Not every entrepreneur who builds a business from the ground up plans to “sell out” to venture capitalists and walk away. But once some of them see that long string of zeros at the bottom of a term sheet, they follow that route.
The two discuss their own personal and professional goals for 2016, and they provide great insight into how you, as an entrepreneur, can set yourself up for success this year. Watch the episode below, and learn why you need to figuratively “show up and throw up” when making achievable goals this year.
by Crystal L. Faulkner, an EO Cincinnati member and co-founder and partner of Cooney Faulkner & Stevens, LLC
Several months ago, I heard a quote by Eleanor Roosevelt: “Do one thing every day that scares you.” I thought about that saying and wondered: Was I still challenging myself?
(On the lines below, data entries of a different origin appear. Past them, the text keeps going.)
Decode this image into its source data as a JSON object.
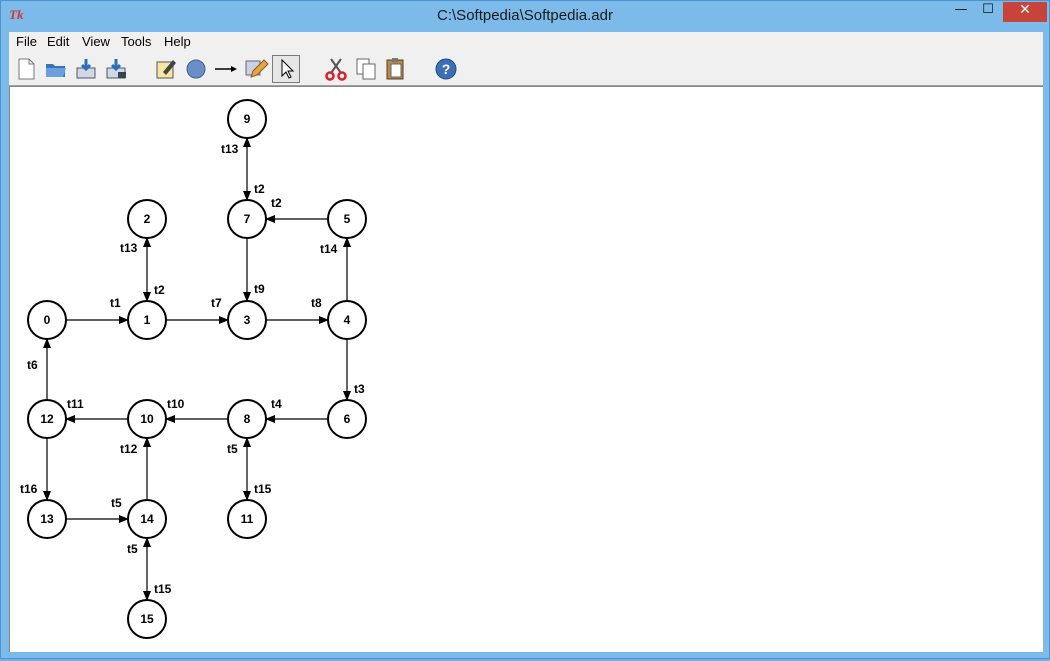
{
  "window": {
    "title": "C:\\Softpedia\\Softpedia.adr",
    "icon_text": "Tk",
    "minimize_glyph": "—",
    "maximize_glyph": "☐",
    "close_glyph": "✕"
  },
  "menu": [
    "File",
    "Edit",
    "View",
    "Tools",
    "Help"
  ],
  "toolbar": [
    "new-file-icon",
    "open-folder-icon",
    "save-icon",
    "save-as-icon",
    "edit-note-icon",
    "place-node-icon",
    "draw-arrow-icon",
    "edit-pencil-icon",
    "select-pointer-icon",
    "cut-scissors-icon",
    "copy-icon",
    "paste-clipboard-icon",
    "help-icon"
  ],
  "graph": {
    "nodes": [
      {
        "id": "0",
        "label": "0"
      },
      {
        "id": "1",
        "label": "1"
      },
      {
        "id": "2",
        "label": "2"
      },
      {
        "id": "3",
        "label": "3"
      },
      {
        "id": "4",
        "label": "4"
      },
      {
        "id": "5",
        "label": "5"
      },
      {
        "id": "6",
        "label": "6"
      },
      {
        "id": "7",
        "label": "7"
      },
      {
        "id": "8",
        "label": "8"
      },
      {
        "id": "9",
        "label": "9"
      },
      {
        "id": "10",
        "label": "10"
      },
      {
        "id": "11",
        "label": "11"
      },
      {
        "id": "12",
        "label": "12"
      },
      {
        "id": "13",
        "label": "13"
      },
      {
        "id": "14",
        "label": "14"
      },
      {
        "id": "15",
        "label": "15"
      }
    ],
    "edges": [
      {
        "from": "0",
        "to": "1",
        "labels": [
          "t1"
        ]
      },
      {
        "from": "1",
        "to": "2",
        "bidirectional": true,
        "labels": [
          "t13",
          "t2"
        ]
      },
      {
        "from": "1",
        "to": "3",
        "labels": [
          "t7"
        ]
      },
      {
        "from": "7",
        "to": "9",
        "bidirectional": true,
        "labels": [
          "t13",
          "t2"
        ]
      },
      {
        "from": "5",
        "to": "7",
        "labels": [
          "t2"
        ]
      },
      {
        "from": "7",
        "to": "3",
        "labels": [
          "t9"
        ]
      },
      {
        "from": "3",
        "to": "4",
        "labels": [
          "t8"
        ]
      },
      {
        "from": "4",
        "to": "5",
        "labels": [
          "t14"
        ]
      },
      {
        "from": "4",
        "to": "6",
        "labels": [
          "t3"
        ]
      },
      {
        "from": "6",
        "to": "8",
        "labels": [
          "t4"
        ]
      },
      {
        "from": "8",
        "to": "10",
        "labels": [
          "t10"
        ]
      },
      {
        "from": "10",
        "to": "12",
        "labels": [
          "t11"
        ]
      },
      {
        "from": "12",
        "to": "0",
        "labels": [
          "t6"
        ]
      },
      {
        "from": "12",
        "to": "13",
        "labels": [
          "t16"
        ]
      },
      {
        "from": "13",
        "to": "14",
        "labels": [
          "t5"
        ]
      },
      {
        "from": "14",
        "to": "10",
        "labels": [
          "t12"
        ]
      },
      {
        "from": "8",
        "to": "11",
        "bidirectional": true,
        "labels": [
          "t5",
          "t15"
        ]
      },
      {
        "from": "14",
        "to": "15",
        "bidirectional": true,
        "labels": [
          "t5",
          "t15"
        ]
      }
    ]
  }
}
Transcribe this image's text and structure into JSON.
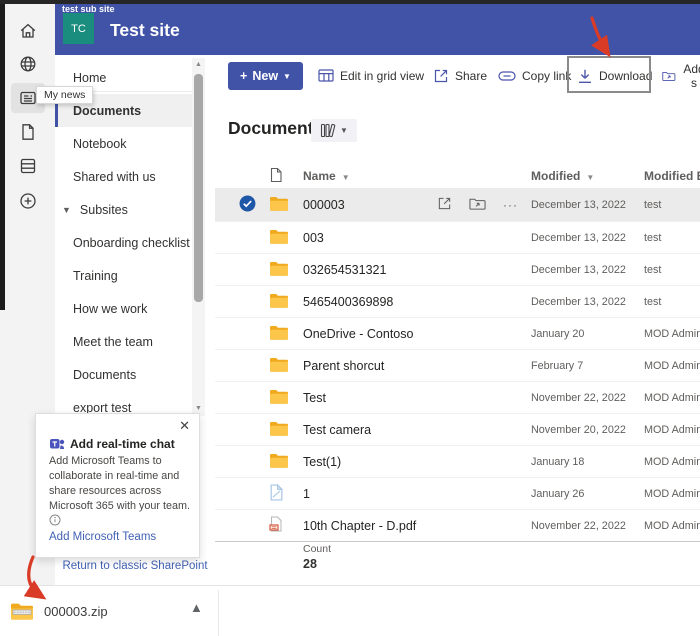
{
  "colors": {
    "accent": "#4153a7",
    "logo_teal": "#1b8d7f",
    "annotation_red": "#d93b27",
    "link_blue": "#4262b5"
  },
  "app_bar": {
    "tooltip": "My news",
    "icons": [
      "home-icon",
      "globe-icon",
      "news-icon",
      "file-icon",
      "lists-icon",
      "add-icon"
    ]
  },
  "header": {
    "parent_site": "test sub site",
    "logo_text": "TC",
    "title": "Test site"
  },
  "nav": {
    "items": [
      {
        "label": "Home"
      },
      {
        "label": "Documents",
        "selected": true
      },
      {
        "label": "Notebook"
      },
      {
        "label": "Shared with us"
      },
      {
        "label": "Subsites",
        "chevron": true
      },
      {
        "label": "Onboarding checklist"
      },
      {
        "label": "Training"
      },
      {
        "label": "How we work"
      },
      {
        "label": "Meet the team"
      },
      {
        "label": "Documents"
      },
      {
        "label": "export test",
        "clipped": true
      }
    ],
    "return_link": "Return to classic SharePoint"
  },
  "teams_card": {
    "title": "Add real-time chat",
    "body": "Add Microsoft Teams to collaborate in real-time and share resources across Microsoft 365 with your team.",
    "link": "Add Microsoft Teams"
  },
  "toolbar": {
    "new_label": "New",
    "commands": [
      {
        "label": "Edit in grid view"
      },
      {
        "label": "Share"
      },
      {
        "label": "Copy link"
      },
      {
        "label": "Download",
        "boxed": true
      },
      {
        "label": "Add s"
      }
    ]
  },
  "library": {
    "title": "Documents"
  },
  "table": {
    "columns": {
      "name": "Name",
      "modified": "Modified",
      "modified_by": "Modified By"
    },
    "rows": [
      {
        "name": "000003",
        "type": "folder",
        "modified": "December 13, 2022",
        "modified_by": "test",
        "selected": true
      },
      {
        "name": "003",
        "type": "folder",
        "modified": "December 13, 2022",
        "modified_by": "test"
      },
      {
        "name": "032654531321",
        "type": "folder",
        "modified": "December 13, 2022",
        "modified_by": "test"
      },
      {
        "name": "5465400369898",
        "type": "folder",
        "modified": "December 13, 2022",
        "modified_by": "test"
      },
      {
        "name": "OneDrive - Contoso",
        "type": "folder",
        "modified": "January 20",
        "modified_by": "MOD Adminis"
      },
      {
        "name": "Parent shorcut",
        "type": "folder",
        "modified": "February 7",
        "modified_by": "MOD Adminis"
      },
      {
        "name": "Test",
        "type": "folder",
        "modified": "November 22, 2022",
        "modified_by": "MOD Adminis"
      },
      {
        "name": "Test camera",
        "type": "folder",
        "modified": "November 20, 2022",
        "modified_by": "MOD Adminis"
      },
      {
        "name": "Test(1)",
        "type": "folder",
        "modified": "January 18",
        "modified_by": "MOD Adminis"
      },
      {
        "name": "1",
        "type": "file",
        "modified": "January 26",
        "modified_by": "MOD Adminis"
      },
      {
        "name": "10th Chapter - D.pdf",
        "type": "pdf",
        "modified": "November 22, 2022",
        "modified_by": "MOD Adminis"
      }
    ],
    "count_label": "Count",
    "count_value": "28"
  },
  "download_shelf": {
    "filename": "000003.zip"
  }
}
Did my goals still “scare me”? Have I become entirely too comfortable in my business?
Given their social and outgoing natures, extroverts have never had much trouble gaining acceptance in the business world. In fact, they’ve been seen as sales naturals for decades. Meanwhile, introverts have recently staged an upsurgence, agitating for acceptance of their quieter but no less successful methods of doing business.
But often lost in the back and forth between the two well known personality types is a startling fact — most people are neither.
By Brian Scudamore, an EO Vancouver member and founder of O2E Brands
It’s a new year and everyone’s full of resolutions – eat right, spend less, hit the gym. But busy entrepreneurs coping with budget meetings, bursting schedules and running a business may have a hard time staying focused.
As someone with ADD, staying on task has always been a challenge for me, even before overflowing inboxes and smartphones became distractions.
Most of us spend some amount of time–sometimes a lot!–online. Instead of chasing after provocative headlines and weird old tricks, why not spend time on sites that will make you smarter in life, shrewder in business, and wiser in leadership?
Here are 30 of the best sites for professional and personal development. Learn as an individual or connect your team.
For 2016, I’ve made what I think is a game-changing resolution, which will ultimately help me to be a better entrepreneur. This year, I will outsource every business function that is not a personal strength or core competency. The idea doesn’t necessarily appear profound, but consider the implications with me.
By Cheryl Biron, EO New Jersey
After a career of working for others – and now for myself – I’ve identified three key questions helped maximize my productivity and ultimate happiness over the course of many years:
“What?”, “Where?” and “With whom?”
When I started out in the workforce, as an overachiever, I was led to believe that happiness came from success, and success came from going to the top schools and moving up the corporate ladder at Fortune 500 companies. And so I set out, a Cornell undergrad having attended the Merrill Lynch financial analyst program, with a Wharton MBA and Procter & Gamble marketing experience. I was well on my way to success, but happiness? Not so much.
By Zoe Henry, Reporter, Inc.
The iconic inventor of the Miracle Mop, and real-life inspiration behind the movie ‘Joy,’ opens up about the secrets and challenges of building a $3 billion empire based on household products.
There’s been a lot of buzz around Joy Mangano lately, the famed creator of the Miracle Mop, a widely recognized household product.
That’s probably because she’s been the inspiration behind Joy, the new film directed by David O’Russell (American Hustle, Silver Linings Playbook)–starring Jennifer Lawrence and Bradley Cooper. While Mangano’s trials have earned her recent fame in Hollywood, she’s had to weather more than two decades of business ownership to get there.
The term “digital divide” was first coined in 2001 by political scientists to describe how uneven access to the internet would create a population of left-behind “information have-nots.” Fifteen years later, the focus for technologists – whether they originate from the White House, Silicon Valley, or grassroots initiatives like Albany Can Code – isn’t on increasing the diversity of people who have access to the internet; it’s on increasing diversity among those who have jobs in the tech sector.